Home to home, Mork realised one thing in common. The locals were all eager to show them their belongings and way of life. He was puzzled and wondered why.
"It's not like Singapore, where the majority of people are like, "You are an outsider, why should I talk to you?" In a society like ours, we are brought up to protect ourselves. We are not to say or voice out anything, or share anything with people." In Bhutan, it was the exact opposite. "They don't have a fear of talking to people. We don't come from the same country or culture. Yet, they don't have a gap. It's a very direct feeling. They open their house to show you everything, and are not afraid to show you what they have or what they do not have."
It was then it struck Mork that this is an entirely new social and cultural fabric that he has never come across before. Mork may previously have, on many accounts, travelled to India, South Africa, and Cambodia. Be it cities or villages, the locals' yearning for upwards social mobility was obvious. Children whom he met in these villages would pose for a picture and ask Mork for money in return. Otherwise, they would admire and touch his camera, watch, clothes and accessories.

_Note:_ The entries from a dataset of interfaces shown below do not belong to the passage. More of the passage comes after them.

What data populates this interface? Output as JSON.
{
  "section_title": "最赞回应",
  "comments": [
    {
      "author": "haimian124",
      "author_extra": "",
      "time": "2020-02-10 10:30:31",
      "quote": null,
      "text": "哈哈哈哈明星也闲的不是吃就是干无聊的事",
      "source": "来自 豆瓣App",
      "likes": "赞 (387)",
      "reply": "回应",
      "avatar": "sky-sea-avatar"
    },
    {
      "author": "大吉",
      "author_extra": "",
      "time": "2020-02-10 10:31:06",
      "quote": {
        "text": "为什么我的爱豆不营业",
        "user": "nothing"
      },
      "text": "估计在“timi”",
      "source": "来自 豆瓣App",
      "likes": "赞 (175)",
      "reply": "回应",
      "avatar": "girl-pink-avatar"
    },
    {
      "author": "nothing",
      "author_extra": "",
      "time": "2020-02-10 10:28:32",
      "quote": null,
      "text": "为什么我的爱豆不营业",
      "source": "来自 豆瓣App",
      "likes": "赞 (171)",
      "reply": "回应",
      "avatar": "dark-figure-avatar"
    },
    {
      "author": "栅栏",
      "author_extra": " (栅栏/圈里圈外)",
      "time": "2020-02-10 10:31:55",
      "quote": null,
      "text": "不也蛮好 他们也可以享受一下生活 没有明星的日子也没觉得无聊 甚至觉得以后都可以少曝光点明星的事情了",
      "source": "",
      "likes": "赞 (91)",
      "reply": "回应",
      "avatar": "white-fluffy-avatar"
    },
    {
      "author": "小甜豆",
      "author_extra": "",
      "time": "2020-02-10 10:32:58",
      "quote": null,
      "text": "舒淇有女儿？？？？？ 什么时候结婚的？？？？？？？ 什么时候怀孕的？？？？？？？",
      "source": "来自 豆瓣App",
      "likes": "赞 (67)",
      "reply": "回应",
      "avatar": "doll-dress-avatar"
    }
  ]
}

Yet, there was not a trace of this pining amongst these Bhutanese that Mork met. An immense sense of pride emanated from them "This is our life, and we are so proud of our lives." It seems like this pride stemmed from elsewhere. And that something else was probably the key to the happiness that surrounded Mork.